_What to produce_
The listing below should be copied in full, word for word.

*** Opening of Material provided ***

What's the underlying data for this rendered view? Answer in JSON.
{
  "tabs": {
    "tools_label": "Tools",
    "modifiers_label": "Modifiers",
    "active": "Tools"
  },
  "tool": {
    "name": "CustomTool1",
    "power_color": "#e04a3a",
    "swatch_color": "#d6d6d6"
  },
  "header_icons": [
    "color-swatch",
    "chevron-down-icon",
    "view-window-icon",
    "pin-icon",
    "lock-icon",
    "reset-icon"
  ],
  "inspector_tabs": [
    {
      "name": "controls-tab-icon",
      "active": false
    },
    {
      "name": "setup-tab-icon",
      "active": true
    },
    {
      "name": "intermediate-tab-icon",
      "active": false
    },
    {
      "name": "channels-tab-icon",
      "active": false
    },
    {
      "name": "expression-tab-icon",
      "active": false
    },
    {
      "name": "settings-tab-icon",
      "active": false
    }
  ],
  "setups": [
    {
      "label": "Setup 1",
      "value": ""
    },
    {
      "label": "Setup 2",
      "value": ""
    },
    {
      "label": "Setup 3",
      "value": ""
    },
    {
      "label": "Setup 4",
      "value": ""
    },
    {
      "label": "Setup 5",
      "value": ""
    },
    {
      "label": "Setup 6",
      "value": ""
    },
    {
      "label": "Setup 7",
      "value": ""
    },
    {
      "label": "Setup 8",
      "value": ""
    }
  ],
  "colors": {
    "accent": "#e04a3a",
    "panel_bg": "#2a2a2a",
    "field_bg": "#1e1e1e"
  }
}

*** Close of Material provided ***

_Exercise answer_
What's the underlying data for this rendered view? Answer in JSON.
{
  "tabs": {
    "tools_label": "Tools",
    "modifiers_label": "Modifiers",
    "active": "Tools"
  },
  "tool": {
    "name": "CustomTool1",
    "power_color": "#e04a3a",
    "swatch_color": "#d6d6d6"
  },
  "header_icons": [
    "color-swatch",
    "chevron-down-icon",
    "view-window-icon",
    "pin-icon",
    "lock-icon",
    "reset-icon"
  ],
  "inspector_tabs": [
    {
      "name": "controls-tab-icon",
      "active": false
    },
    {
      "name": "setup-tab-icon",
      "active": true
    },
    {
      "name": "intermediate-tab-icon",
      "active": false
    },
    {
      "name": "channels-tab-icon",
      "active": false
    },
    {
      "name": "expression-tab-icon",
      "active": false
    },
    {
      "name": "settings-tab-icon",
      "active": false
    }
  ],
  "setups": [
    {
      "label": "Setup 1",
      "value": ""
    },
    {
      "label": "Setup 2",
      "value": ""
    },
    {
      "label": "Setup 3",
      "value": ""
    },
    {
      "label": "Setup 4",
      "value": ""
    },
    {
      "label": "Setup 5",
      "value": ""
    },
    {
      "label": "Setup 6",
      "value": ""
    },
    {
      "label": "Setup 7",
      "value": ""
    },
    {
      "label": "Setup 8",
      "value": ""
    }
  ],
  "colors": {
    "accent": "#e04a3a",
    "panel_bg": "#2a2a2a",
    "field_bg": "#1e1e1e"
  }
}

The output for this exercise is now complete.